Requirement: After reading the data below, copy out every line that contains the word "screenshot".

Dataset:
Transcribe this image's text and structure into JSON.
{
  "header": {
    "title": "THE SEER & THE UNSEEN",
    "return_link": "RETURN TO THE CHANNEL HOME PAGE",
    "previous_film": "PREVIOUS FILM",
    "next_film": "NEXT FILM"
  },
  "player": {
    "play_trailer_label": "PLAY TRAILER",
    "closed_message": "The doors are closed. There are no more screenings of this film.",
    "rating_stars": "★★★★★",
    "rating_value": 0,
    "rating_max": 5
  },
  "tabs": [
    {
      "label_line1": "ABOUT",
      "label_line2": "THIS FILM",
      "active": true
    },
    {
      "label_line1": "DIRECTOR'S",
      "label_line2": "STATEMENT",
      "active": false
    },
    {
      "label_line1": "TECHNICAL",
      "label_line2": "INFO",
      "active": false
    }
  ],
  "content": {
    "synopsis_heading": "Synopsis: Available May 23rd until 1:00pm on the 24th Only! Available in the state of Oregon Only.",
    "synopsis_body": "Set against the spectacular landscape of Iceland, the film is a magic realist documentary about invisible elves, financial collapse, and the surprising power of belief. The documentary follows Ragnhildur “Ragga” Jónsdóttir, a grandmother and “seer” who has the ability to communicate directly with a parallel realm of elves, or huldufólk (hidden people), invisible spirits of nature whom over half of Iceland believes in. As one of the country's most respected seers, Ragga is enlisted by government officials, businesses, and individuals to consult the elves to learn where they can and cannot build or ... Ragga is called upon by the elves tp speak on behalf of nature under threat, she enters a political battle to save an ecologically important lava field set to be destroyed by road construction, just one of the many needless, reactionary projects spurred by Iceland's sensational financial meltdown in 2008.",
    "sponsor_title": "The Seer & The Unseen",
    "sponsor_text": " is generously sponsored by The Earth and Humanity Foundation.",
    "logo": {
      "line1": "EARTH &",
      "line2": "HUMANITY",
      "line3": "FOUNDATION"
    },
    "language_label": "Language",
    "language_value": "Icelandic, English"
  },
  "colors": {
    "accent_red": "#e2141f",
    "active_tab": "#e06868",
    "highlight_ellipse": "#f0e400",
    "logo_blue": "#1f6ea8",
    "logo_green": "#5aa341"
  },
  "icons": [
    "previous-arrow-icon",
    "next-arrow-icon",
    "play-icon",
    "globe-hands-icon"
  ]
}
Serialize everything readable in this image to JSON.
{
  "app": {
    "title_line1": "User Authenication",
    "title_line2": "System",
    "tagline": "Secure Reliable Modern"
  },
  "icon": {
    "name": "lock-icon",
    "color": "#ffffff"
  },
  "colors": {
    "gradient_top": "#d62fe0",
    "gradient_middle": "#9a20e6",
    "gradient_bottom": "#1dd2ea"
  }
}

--

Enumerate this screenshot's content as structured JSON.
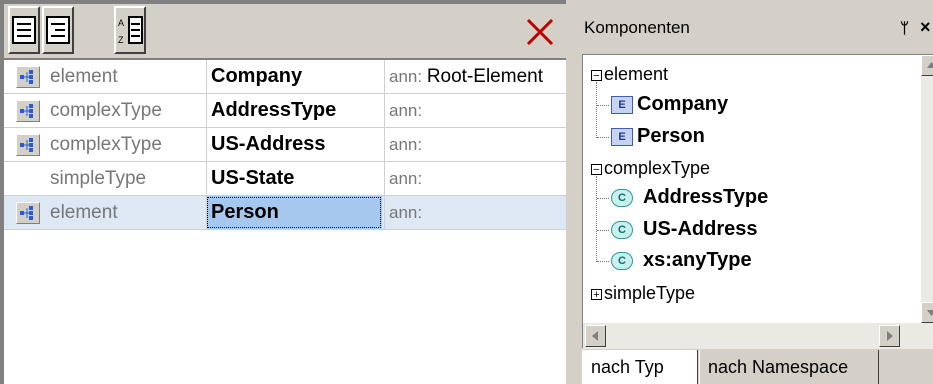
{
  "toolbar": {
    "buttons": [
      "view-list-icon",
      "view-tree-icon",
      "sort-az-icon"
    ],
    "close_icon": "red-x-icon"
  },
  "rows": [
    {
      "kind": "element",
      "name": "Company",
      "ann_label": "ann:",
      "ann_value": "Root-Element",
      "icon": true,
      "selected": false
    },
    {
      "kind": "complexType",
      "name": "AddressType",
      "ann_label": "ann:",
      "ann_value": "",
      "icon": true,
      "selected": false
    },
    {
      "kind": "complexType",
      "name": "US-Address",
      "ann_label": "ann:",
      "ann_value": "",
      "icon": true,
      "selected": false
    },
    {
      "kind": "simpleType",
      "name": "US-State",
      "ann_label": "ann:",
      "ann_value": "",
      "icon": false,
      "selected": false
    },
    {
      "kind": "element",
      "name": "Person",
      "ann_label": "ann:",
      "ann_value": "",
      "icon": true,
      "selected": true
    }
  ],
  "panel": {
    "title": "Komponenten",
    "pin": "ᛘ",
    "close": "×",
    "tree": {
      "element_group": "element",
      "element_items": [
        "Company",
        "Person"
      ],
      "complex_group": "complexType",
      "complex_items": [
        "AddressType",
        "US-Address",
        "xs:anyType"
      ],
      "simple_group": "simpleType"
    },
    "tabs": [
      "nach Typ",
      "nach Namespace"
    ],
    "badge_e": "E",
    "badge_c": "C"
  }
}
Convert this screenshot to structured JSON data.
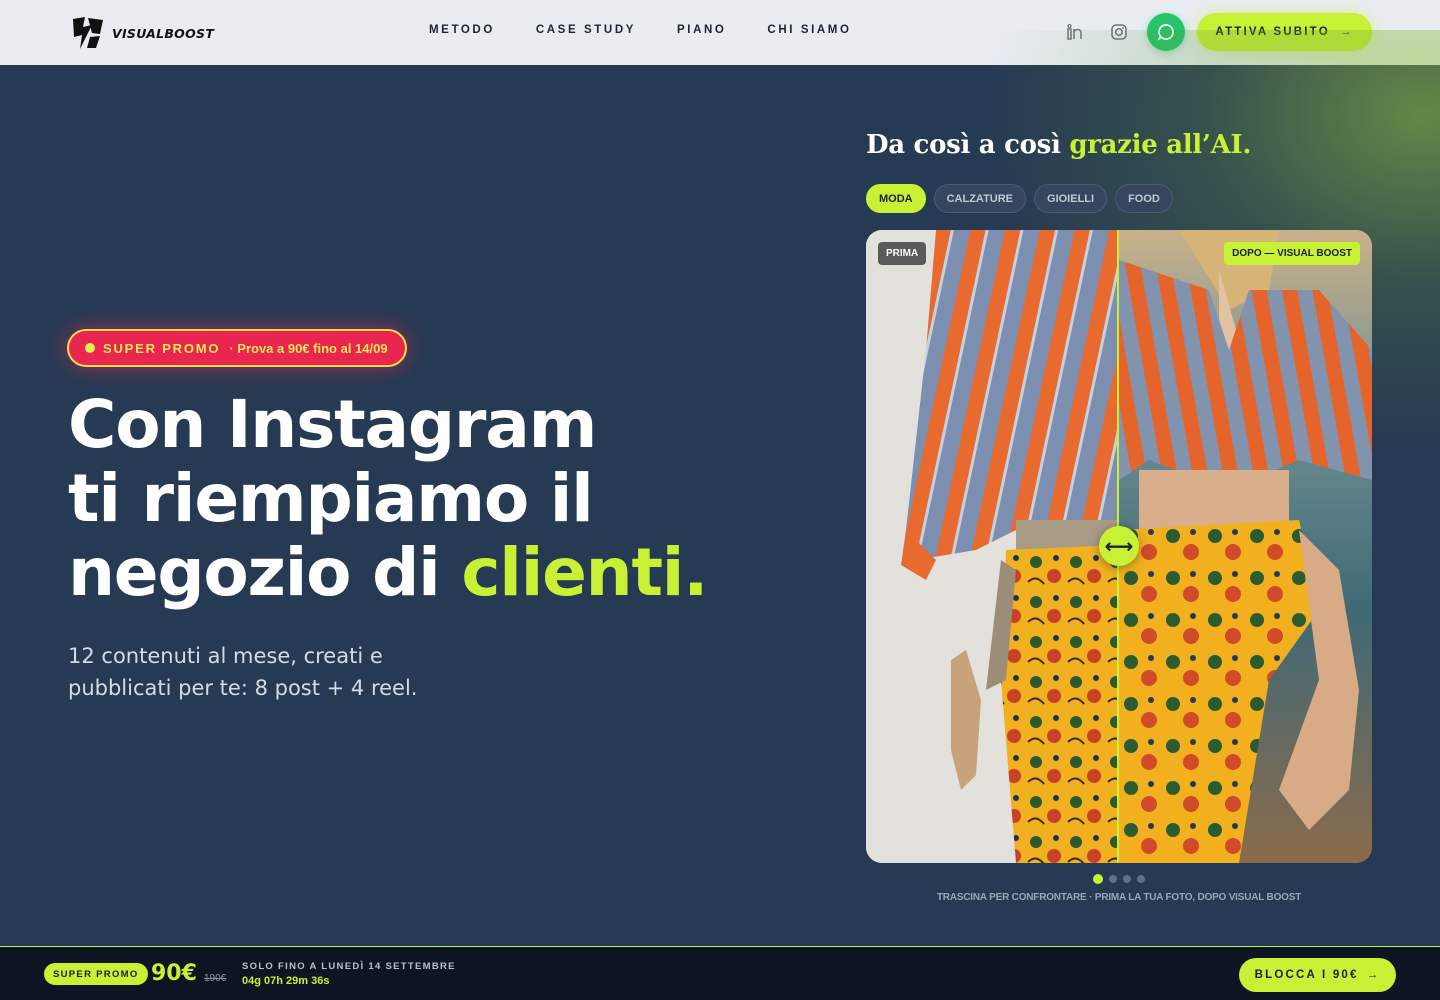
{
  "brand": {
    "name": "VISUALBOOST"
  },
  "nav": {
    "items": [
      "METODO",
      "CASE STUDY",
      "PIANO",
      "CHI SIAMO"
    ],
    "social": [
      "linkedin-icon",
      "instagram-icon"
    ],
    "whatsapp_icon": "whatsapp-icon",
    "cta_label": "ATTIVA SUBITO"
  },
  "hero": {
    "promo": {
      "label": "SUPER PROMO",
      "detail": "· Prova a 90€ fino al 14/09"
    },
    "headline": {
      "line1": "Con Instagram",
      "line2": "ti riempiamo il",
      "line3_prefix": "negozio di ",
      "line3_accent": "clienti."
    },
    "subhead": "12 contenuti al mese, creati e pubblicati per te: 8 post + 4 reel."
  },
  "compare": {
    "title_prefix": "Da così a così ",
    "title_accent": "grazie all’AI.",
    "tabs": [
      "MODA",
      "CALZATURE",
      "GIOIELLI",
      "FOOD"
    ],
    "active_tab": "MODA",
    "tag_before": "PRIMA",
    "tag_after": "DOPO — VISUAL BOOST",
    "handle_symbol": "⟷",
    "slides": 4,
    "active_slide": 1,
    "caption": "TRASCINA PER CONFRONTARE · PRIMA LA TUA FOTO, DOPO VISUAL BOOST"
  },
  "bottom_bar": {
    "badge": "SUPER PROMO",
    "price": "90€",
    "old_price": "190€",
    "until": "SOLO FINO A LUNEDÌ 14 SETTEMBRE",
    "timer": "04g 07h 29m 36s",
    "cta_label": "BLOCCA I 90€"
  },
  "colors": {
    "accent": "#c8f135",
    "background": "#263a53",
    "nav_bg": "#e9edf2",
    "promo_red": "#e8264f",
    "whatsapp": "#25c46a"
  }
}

Exercise result:
Enumerate this screenshot's content as structured JSON.
Convert this screenshot to structured JSON data.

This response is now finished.